According to a new bombshell survey from online education platform edX, executives believe that nearly half of all skills in today’s workforce won’t be relevant just two years from now thanks to AI.
The survey polled 1,600 full-time US-based employees, including 800 C-Suite executives and 800 knowledge workers.
Among the C-Suite executives surveyed, they estimate that 49% of all skills that exist in the workforce today won’t be relevant in 2025. And they feel that 47% of their workforce is unprepared for the future of work.
87% of the C-Suite also say they’re struggling to find talent with AI skills. And 79% of the C-Suite executives fear that if they don’t learn AI, they won’t be prepared for the future of work.
Interestingly, there’s a big disconnect between the C-Suite and employees. 56% of the C-Suite said they believe executive roles at their company could be “completely” or “partially” replaced by AI. Whereas only 20% of employees think “most” or “all” of their role could be automated by AI.
Why It Matters
The research, regardless of its conclusions, shows how executives are thinking about AI. This, in turn, gives us a glimpse at how company leaders may react to the technology.
In Episode 69 of The Marketing AI Show, Marketing AI CEO/founder Paul Roetzer unpacked what to pay attention to here.
- Remember, all research contains bias. This report is no exception. In our experience, many C-Suite leaders still have only a baseline understanding of AI. So asking them to project out where AI is going is a flawed approach at best. “They are just not going to know,” says Roetzer. Take all numbers with a grain of salt.
- But this is a valuable window into the C-Suite thought process. It’s a bit crazy that the C-Suite thinks nearly half of skills will be obsolete so quickly. But the fact they think that is valuable to know, even if we disagree with the assessment, says Roetzer.
- C-Suite thinking also revisits an uncomfortable conversation. We have to understand that many CEOs and other leaders, especially those at publicly traded or private equity backed firms, have a responsibility to keep costs down. Right now, a lot of that happens through offshoring. If these leaders have a way to achieve the same outcome with AI, they’re going to do it, says Roetzer.
- So there will naturally be a discrepancy between executives and employees. Employees simply aren’t thinking about AI from the same perspective as executives.

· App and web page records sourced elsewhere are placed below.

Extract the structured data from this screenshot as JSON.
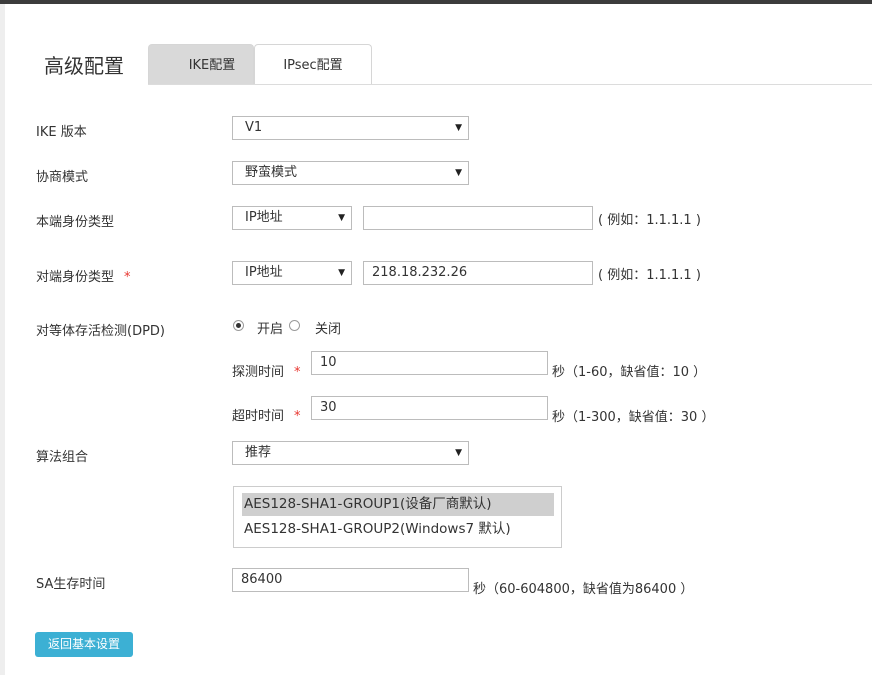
{
  "header": {
    "title": "高级配置",
    "tabs": [
      {
        "label": "IKE配置",
        "active": true
      },
      {
        "label": "IPsec配置",
        "active": false
      }
    ]
  },
  "form": {
    "ike_version": {
      "label": "IKE 版本",
      "value": "V1"
    },
    "negotiation_mode": {
      "label": "协商模式",
      "value": "野蛮模式"
    },
    "local_id": {
      "label": "本端身份类型",
      "type": "IP地址",
      "value": "",
      "hint": "( 例如：1.1.1.1 )"
    },
    "peer_id": {
      "label": "对端身份类型",
      "required_mark": "*",
      "type": "IP地址",
      "value": "218.18.232.26",
      "hint": "( 例如：1.1.1.1 )"
    },
    "dpd": {
      "label": "对等体存活检测(DPD)",
      "options": [
        {
          "label": "开启",
          "checked": true
        },
        {
          "label": "关闭",
          "checked": false
        }
      ],
      "probe_time": {
        "label": "探测时间",
        "required_mark": "*",
        "value": "10",
        "hint": "秒（1-60，缺省值：10 ）"
      },
      "timeout": {
        "label": "超时时间",
        "required_mark": "*",
        "value": "30",
        "hint": "秒（1-300，缺省值：30 ）"
      }
    },
    "algorithm": {
      "label": "算法组合",
      "value": "推荐",
      "list": [
        {
          "label": "AES128-SHA1-GROUP1(设备厂商默认)",
          "selected": true
        },
        {
          "label": "AES128-SHA1-GROUP2(Windows7 默认)",
          "selected": false
        }
      ]
    },
    "sa_lifetime": {
      "label": "SA生存时间",
      "value": "86400",
      "hint": "秒（60-604800，缺省值为86400 ）"
    }
  },
  "footer": {
    "back_button": "返回基本设置"
  },
  "icons": {
    "caret": "caret-down-icon"
  },
  "colors": {
    "accent": "#3cb0d4",
    "required": "#e8352f",
    "tab_active_bg": "#d9d9d9"
  }
}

This will have an effect on how each group approaches AI technology and the urgency with which they do so.
What to Do About It
Education is the biggest gap—and it’s the one you can control.
The report confirms what our own research and experience has proven to us time and time again:
The best way to make sure AI doesn’t make you or your staff obsolete—regardless of your perspective on AI—is education and training.
Both are in very short supply internally at most companies.
Most firms lack formal training and education programs around AI. Yet preparing people for AI is the biggest thing that leaders can control right now.
If there’s one takeaway here, it’s this: make it a priority to build or buy formal AI education ASAP.
As Chief Content Officer, Mike Kaput uses content marketing, marketing strategy, and marketing technology to grow and scale traffic, leads, and revenue for Marketing AI Institute. Mike is the co-author of Marketing Artificial Intelligence: AI, Marketing and the Future of Business (Matt Holt Books, 2022). See Mike's full bio.